“You’re so hateful. You’re just like your father.”
These are the words I remember most from my childhood. Or actually, what remnants were left of a childhood stolen by death and abandonment. The words that slipped from my Grandfather’s tongue with ease if I talked back or what he called “antagonizing.” As a child, I could never understand how my Grandfather could compare me to a man who walked out on me after the death of my mother. How was I like him? I was home with my family. I did what I was told for the most part. I was no more rebellious than any other child. If anything, I was terrified of what my Grandparents would do to me if I disappointed them. But most of all, I lived in the shadow of my mother’s goodness. My mother was a well-known woman, whom everyone liked. She was described as being selfless and helpful. The adults in my childhood reminded me every chance they got that I was not, nor could I ever be her. Perhaps they intended for me to learn from her, but all I ever heard was that I was never good enough.
Please be careful how you speak to children, they are listening. Children are so impressionable. They have no idea how to exist in the world without depending on adults. We are dependent upon the adults in our life for basic needs: food, shelter, clothing, and affection. So we believe what we are told—negative or positive. We have no choice but to believe. And then that becomes our normal. Even if it is detrimental to our mental health.
“You’re so selfish—the worst case of me-ism I’ve ever seen!”
I am an only child. I was reminded of it everyday by the empty seats in my bedroom play area. I was reminded by the obscene amount of toys that my Grandparents showered me with as if to take attention from the fact that I was alone and they were just too tired to chase me around. I was often left alone to entertain myself if my cousins weren’t around. And when they were around, I felt like I had to fight for my Grandparents’ affection. I wasn’t my mother, so I wasn’t good enough. I didn’t deserve their affection. I didn’t deserve to stand up for myself when I was being picked on. And if I didn’t want to share my time or my toys, I was scolded.
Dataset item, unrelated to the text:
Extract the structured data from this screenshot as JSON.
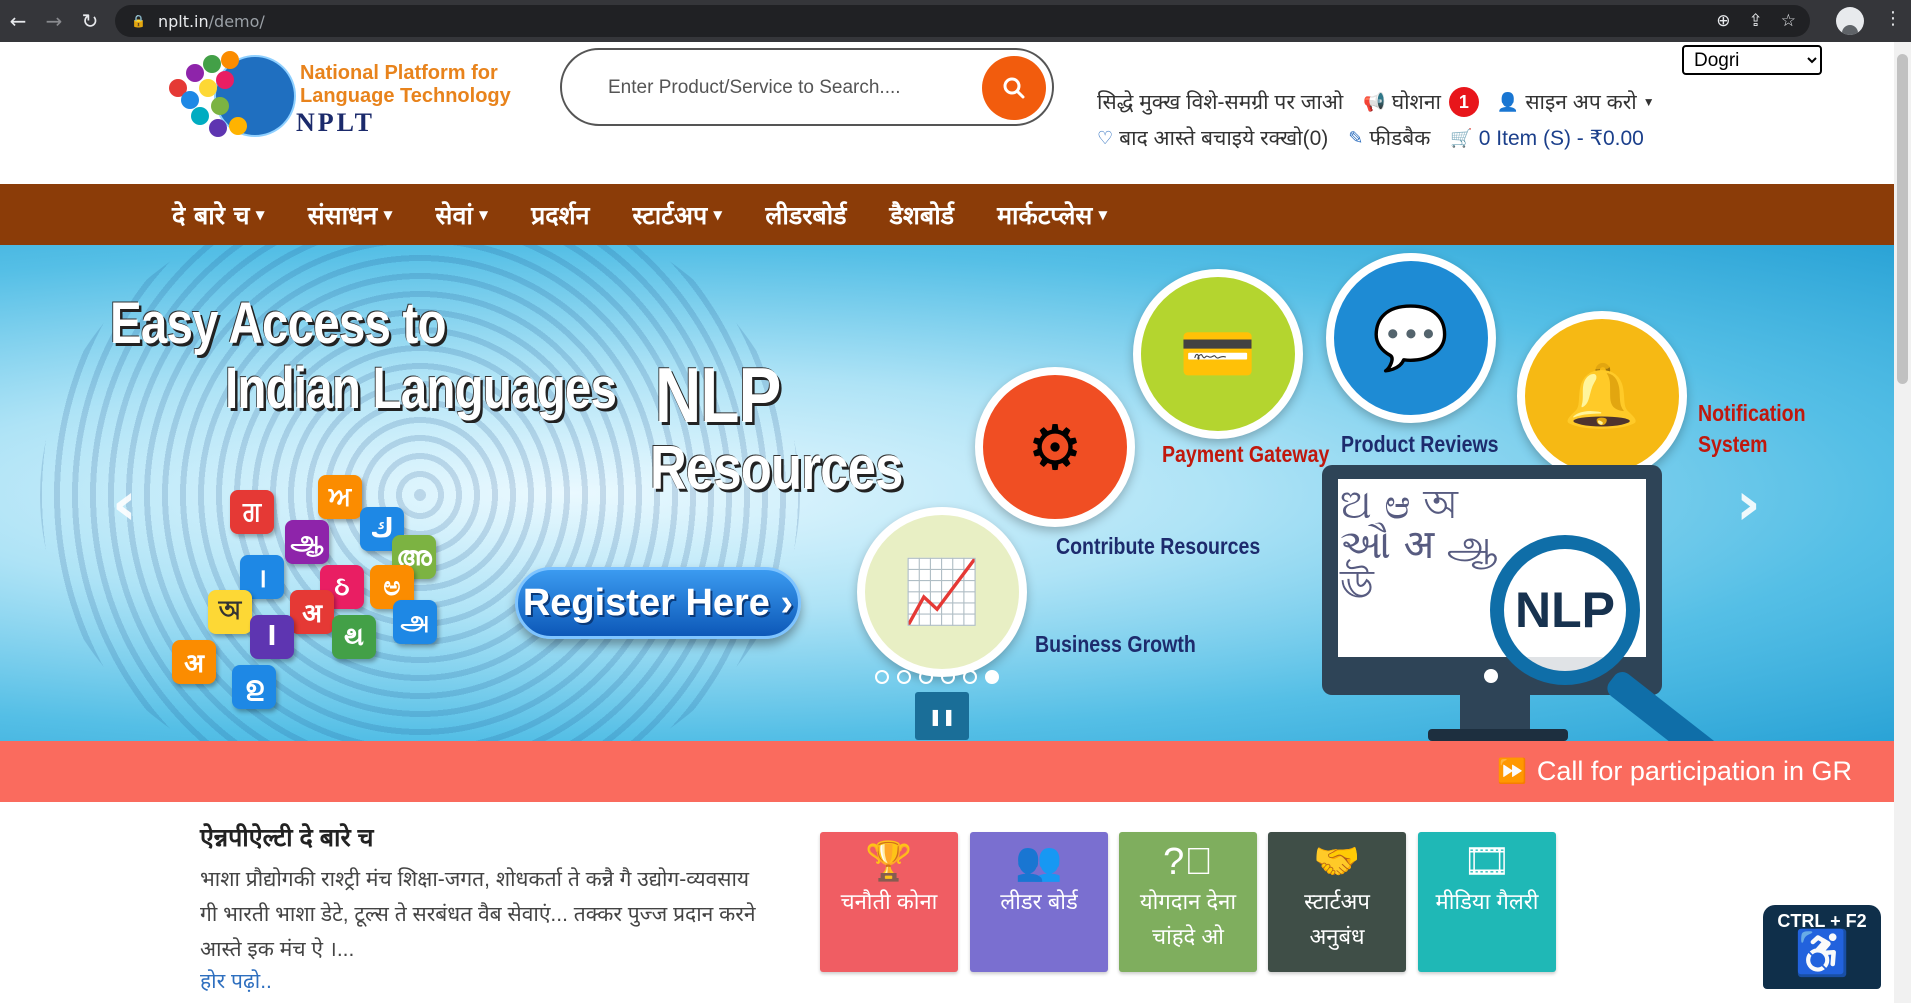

If I didn’t do what was asked of me–I was selfish. If I questioned why I was being told to do something–I was selfish. As an introvert, I find some level of comfort in being alone and somehow they never picked up on that and I was still forced to entertain or play with my cousins when they came over. I was never taught that self care should come first.
Please be careful how you speak to children, they are internalizing. I internalized at the ripe age of two years old that my needs were not as important as others’ needs. I came to understand that my thoughts didn’t matter in the grand scheme of things. I hated myself and became fearful of others’ opinions of me. It made me anxious. I presented as being shy but the reality was I was just too terrified to connect with others because I thought that I would be told what I internalized at home–that I wasn’t good enough and my feelings didn’t matter.
“Your attitude sucks!”
I was a lonely, angry child. My feelings have always been shown in my facial expression as you can see from the photo above. Because I internalized all of my own thoughts and feelings, I became paranoid about what others thought about me. I always assumed the worst and instead of talking about my feelings, I took it out on everyone that I wanted to be close to. I avoided confrontation and I avoiding getting close to people because it simply hurt too much to open up. Somewhere along the way, I lost myself because I was so busy trying to be what people wanted me to be but hated every minute of it.
Please be careful how you speak to children, we are projecting. We didn’t talk about feelings in my family. I never felt safe enough to be vulnerable. I didn’t learn how to share my feelings. So I bottled them up and when they spilled over, I took them out on other people. And that led to me inadvertently isolating myself in the worst way. Because nobody wants to be friends with the freak who is afraid of everything. Nobody likes a Debbie-Downer. Which–now that I think of it– is ironic because my mother’s name is Debra.
I am only realizing all of this about my childhood recently. For so long, I sensationalized my own memories. If you’ve been reading for some time, you’ll know that I speak about my Grandparents with nothing but admiration and love. I put them on a pedestal. And though I love them for a lot of things, they were human, too. In some ways, they were my Superheros, but mostly, they were human. They made mistakes. Maybe they had what they thought were good intentions in the way that they raised me. But I’m still fucked up. I can admit, that I’m a lot of good, but there’s some bad, too.
I’m not perfect. I could never be perfect in the way that my Grandparents wanted me to be. I could never be my mother. I could never be the daughter she was. But I never got a chance to be the daughter I deserved to be because I was so busy trying to be her and please them. It has taken a lifetime and several failed relationships for me to figure out why I fight so hard against getting close to other people or why I talk so badly to myself. I simply wasn’t taught positive self-talk. I don’t know how to be vulnerable and that’s something I’m trying to figure out now. I try to tell myself everyday that I am worth it, that I am smart, I am beautiful, and I matter. But I fight the voices in my head of all the adults in my childhood who told me otherwise.
Please be careful how you approach me, I am healing. I’ll be damned if my future kids ever feel the way I felt growing up. Because in fact, we DO matter. And if we want to be better people we need to start by investing in our children and teaching them from birth that they are Kings and Queens.